The Balmoral Re-Purpose Project or Edmonton Radio-Pharmaceutical Facility design-build project is comprised of two distinct production areas and two storeys of office space. Several governing bodies had to be satisfied with the construction result, not the least of which are the Canadian Nuclear Safety Council (CNSC), the Canadian Good Management Practice (cGMP), and ABSA.

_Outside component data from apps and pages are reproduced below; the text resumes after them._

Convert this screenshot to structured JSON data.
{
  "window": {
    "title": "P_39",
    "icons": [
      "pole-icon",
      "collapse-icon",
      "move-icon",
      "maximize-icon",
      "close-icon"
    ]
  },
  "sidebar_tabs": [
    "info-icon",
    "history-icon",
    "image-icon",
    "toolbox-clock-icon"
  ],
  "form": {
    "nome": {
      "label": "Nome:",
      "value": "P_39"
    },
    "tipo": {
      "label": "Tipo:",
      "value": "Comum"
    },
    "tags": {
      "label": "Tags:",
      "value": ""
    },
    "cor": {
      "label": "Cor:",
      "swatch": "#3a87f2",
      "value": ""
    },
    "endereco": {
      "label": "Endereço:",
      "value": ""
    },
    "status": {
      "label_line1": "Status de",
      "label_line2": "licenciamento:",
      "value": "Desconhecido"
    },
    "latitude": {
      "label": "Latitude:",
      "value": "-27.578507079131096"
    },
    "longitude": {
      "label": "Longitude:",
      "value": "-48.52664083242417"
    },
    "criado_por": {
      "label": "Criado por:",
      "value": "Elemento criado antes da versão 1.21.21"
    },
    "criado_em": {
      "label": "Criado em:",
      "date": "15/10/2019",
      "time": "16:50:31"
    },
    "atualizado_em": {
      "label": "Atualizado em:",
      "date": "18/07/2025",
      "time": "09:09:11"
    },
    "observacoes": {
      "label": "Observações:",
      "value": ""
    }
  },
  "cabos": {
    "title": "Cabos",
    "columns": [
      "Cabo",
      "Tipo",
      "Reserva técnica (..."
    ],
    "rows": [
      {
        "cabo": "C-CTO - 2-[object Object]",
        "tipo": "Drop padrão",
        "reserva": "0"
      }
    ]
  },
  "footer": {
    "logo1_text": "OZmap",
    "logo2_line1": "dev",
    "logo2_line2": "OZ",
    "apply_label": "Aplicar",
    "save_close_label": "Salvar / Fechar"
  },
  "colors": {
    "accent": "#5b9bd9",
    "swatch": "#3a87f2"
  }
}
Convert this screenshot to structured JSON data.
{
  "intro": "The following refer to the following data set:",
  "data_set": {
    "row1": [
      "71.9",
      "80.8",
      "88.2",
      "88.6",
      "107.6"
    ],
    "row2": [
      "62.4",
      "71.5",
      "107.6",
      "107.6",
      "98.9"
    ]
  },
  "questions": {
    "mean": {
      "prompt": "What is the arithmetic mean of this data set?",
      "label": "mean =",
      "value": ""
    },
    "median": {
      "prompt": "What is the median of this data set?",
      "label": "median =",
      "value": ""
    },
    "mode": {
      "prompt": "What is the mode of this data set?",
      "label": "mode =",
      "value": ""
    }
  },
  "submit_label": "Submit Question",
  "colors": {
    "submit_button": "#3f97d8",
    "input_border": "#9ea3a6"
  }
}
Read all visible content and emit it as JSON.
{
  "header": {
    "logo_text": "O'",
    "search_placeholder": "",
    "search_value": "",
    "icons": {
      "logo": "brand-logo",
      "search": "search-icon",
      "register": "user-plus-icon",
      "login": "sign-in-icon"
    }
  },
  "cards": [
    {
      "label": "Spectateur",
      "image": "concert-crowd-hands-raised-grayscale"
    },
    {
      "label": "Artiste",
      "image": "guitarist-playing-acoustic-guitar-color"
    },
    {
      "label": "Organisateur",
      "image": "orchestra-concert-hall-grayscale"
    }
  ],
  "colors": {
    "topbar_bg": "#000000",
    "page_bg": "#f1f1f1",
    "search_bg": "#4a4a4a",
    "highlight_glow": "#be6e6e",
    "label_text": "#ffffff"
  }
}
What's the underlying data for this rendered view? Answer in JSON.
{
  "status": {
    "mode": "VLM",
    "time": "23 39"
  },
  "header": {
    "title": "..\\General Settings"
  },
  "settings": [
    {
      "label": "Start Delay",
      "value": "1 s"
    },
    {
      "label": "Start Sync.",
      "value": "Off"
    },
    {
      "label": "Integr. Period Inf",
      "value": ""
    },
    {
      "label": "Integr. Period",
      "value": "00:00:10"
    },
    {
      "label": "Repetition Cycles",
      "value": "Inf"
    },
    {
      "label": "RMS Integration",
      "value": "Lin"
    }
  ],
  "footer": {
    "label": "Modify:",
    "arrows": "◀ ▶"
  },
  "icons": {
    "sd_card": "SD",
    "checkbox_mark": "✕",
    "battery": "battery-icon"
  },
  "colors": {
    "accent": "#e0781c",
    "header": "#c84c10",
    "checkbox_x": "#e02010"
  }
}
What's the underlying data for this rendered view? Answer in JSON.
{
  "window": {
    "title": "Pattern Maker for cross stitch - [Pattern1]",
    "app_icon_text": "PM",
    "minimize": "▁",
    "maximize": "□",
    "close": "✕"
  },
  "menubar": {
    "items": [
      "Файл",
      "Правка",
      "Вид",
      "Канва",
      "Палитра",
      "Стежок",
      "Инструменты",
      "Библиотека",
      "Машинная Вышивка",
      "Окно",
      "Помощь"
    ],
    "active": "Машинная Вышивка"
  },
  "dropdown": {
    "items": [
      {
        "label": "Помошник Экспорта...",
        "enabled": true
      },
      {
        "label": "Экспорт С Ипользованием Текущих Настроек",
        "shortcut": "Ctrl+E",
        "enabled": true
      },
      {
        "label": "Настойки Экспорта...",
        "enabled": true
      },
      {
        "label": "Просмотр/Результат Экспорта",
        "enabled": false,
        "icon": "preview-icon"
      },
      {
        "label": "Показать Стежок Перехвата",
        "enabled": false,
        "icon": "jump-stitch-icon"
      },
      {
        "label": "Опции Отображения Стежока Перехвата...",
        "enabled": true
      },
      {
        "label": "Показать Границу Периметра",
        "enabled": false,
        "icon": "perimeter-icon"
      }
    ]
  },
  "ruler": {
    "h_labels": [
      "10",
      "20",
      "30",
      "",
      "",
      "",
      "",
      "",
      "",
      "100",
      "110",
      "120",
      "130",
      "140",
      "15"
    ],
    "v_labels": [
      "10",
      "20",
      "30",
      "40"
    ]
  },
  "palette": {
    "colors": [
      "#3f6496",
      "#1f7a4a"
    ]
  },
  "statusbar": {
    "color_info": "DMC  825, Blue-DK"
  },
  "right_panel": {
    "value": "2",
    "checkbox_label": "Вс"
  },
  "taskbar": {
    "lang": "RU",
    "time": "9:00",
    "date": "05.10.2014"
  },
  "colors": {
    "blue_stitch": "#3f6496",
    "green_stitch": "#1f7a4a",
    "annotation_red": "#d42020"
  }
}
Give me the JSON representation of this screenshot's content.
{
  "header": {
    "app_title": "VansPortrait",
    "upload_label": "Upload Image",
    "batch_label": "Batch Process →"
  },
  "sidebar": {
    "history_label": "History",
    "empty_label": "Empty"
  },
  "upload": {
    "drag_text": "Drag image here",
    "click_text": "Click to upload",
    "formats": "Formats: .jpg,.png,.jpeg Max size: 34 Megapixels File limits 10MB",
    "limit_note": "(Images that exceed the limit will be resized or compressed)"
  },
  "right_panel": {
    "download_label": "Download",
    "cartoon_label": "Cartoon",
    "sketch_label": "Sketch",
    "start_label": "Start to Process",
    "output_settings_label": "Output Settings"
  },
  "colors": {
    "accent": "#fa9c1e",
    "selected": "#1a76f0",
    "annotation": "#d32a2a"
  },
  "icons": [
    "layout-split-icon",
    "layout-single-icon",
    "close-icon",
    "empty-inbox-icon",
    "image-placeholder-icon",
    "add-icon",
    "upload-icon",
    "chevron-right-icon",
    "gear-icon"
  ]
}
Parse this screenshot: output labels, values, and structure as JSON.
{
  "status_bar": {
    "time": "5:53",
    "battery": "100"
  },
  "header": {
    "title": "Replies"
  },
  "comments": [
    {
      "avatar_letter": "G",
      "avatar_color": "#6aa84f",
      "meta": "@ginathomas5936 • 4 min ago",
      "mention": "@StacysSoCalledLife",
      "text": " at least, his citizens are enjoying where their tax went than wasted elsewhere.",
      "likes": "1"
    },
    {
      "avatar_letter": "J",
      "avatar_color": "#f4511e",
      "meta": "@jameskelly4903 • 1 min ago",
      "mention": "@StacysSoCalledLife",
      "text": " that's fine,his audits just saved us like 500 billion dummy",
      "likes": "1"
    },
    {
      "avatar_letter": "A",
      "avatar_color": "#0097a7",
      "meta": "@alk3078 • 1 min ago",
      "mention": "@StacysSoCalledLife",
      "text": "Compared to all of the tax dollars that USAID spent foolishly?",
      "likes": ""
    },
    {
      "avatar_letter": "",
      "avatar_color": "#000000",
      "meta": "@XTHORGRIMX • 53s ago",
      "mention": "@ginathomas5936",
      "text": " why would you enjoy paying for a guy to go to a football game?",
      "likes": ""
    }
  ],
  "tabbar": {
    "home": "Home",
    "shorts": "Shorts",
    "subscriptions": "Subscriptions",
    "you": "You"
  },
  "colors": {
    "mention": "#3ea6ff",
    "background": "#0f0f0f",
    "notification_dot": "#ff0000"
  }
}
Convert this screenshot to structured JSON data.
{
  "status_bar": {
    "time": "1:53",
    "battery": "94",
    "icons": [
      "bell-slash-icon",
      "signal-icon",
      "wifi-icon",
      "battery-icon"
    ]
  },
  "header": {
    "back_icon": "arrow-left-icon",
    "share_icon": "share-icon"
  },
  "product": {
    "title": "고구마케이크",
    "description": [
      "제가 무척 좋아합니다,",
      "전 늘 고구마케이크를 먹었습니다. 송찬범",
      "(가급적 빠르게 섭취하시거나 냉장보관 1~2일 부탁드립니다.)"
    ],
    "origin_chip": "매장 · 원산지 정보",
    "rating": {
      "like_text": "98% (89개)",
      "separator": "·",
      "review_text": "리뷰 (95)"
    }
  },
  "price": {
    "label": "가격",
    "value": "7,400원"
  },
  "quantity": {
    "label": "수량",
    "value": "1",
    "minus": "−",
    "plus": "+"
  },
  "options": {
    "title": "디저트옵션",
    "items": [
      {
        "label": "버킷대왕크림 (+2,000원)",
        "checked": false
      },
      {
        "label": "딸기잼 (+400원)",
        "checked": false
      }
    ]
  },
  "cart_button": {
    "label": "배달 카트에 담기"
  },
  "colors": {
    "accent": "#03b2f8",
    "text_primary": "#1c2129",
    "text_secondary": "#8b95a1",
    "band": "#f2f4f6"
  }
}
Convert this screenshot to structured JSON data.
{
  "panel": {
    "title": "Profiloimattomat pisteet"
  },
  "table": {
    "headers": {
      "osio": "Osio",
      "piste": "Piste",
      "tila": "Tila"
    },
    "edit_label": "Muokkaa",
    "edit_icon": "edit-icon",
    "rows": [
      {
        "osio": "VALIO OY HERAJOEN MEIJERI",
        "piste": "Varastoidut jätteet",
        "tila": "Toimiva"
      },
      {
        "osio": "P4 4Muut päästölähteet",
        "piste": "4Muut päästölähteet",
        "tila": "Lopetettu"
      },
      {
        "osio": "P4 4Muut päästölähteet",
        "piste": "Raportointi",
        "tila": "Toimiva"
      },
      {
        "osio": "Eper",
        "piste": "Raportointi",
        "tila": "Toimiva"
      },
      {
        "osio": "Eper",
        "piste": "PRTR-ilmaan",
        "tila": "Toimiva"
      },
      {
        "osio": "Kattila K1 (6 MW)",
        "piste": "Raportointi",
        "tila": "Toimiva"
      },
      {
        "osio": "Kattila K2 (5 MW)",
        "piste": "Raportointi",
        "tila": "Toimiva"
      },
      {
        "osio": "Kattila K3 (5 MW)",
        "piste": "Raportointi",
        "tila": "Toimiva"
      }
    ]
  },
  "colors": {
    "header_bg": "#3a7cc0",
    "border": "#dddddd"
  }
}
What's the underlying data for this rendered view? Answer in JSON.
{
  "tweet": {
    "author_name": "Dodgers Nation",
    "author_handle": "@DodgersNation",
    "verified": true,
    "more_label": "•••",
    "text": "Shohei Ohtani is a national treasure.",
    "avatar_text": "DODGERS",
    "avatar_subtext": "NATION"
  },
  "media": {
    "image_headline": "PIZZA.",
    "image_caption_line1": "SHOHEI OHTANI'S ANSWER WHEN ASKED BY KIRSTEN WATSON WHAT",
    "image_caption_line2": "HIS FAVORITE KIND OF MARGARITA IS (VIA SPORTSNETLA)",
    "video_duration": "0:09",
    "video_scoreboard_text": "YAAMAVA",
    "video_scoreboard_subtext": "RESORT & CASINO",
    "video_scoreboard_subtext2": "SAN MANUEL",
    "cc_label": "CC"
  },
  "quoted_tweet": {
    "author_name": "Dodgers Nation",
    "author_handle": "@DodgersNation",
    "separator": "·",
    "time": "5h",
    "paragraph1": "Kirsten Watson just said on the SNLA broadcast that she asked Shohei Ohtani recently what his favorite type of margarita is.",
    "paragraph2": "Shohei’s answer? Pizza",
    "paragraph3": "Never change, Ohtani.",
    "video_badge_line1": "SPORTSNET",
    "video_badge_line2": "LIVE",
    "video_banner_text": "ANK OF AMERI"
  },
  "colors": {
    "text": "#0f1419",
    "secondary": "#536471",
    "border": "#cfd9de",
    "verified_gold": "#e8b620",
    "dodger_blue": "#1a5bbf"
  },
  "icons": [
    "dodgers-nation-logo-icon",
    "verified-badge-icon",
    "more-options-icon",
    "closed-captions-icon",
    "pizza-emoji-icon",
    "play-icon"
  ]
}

The first production area houses a 24 MeV particle accelerator, designed to produce technetium from molybdenum cores. The second production area is where the chemistry and packaging of the primary isotopes takes place, yielding a product ready for direct introduction into the human body. These complex production systems required an advanced cooling system, as well as the construction of three distinct high grade stainless steel exhaust ducting systems with sophisticated carbon filtration and radiation monitoring. Along with a state of the art supply air handling unit and ductwork system complete with HEPA filters, an elaborate control system was installed in order to maintain strict pressure differentials between the various rooms and corridors where radioactive and pharmaceutical products are handled.
The isotope production facility also required 6 different kinds of gas piping systems, all brazed and purged according to medical gas standards. Over ten different kinds of waterlines were constructed in this building, from regular domestic cold water service to the extremely specialized injection loop water service. The injection water loop alone required tempering valves, water softeners, carbon filters, reverse osmosis, continuous electro-deionization, and steam distillation. Priority Mechanical executed the connection of the various air, water and gas services to hundreds of pieces of complicated owner supplied equipment, including fume hoods, reaction ovens, autoclaves, and particle accelerators.
The construction of the mechanical infrastructure was further complicated by the existing site, which was previously a curling club. The vast majority of the duct and pipe was constructed within an interstitial space, between the existing roof and a platform built above the labs and offices below. Priority Mechanical conceived and constructed the support structures necessary to carry all of the piping and ductwork independent of the existing roof, also incidentally providing the framework for the myriad of electrical conduit also in the space.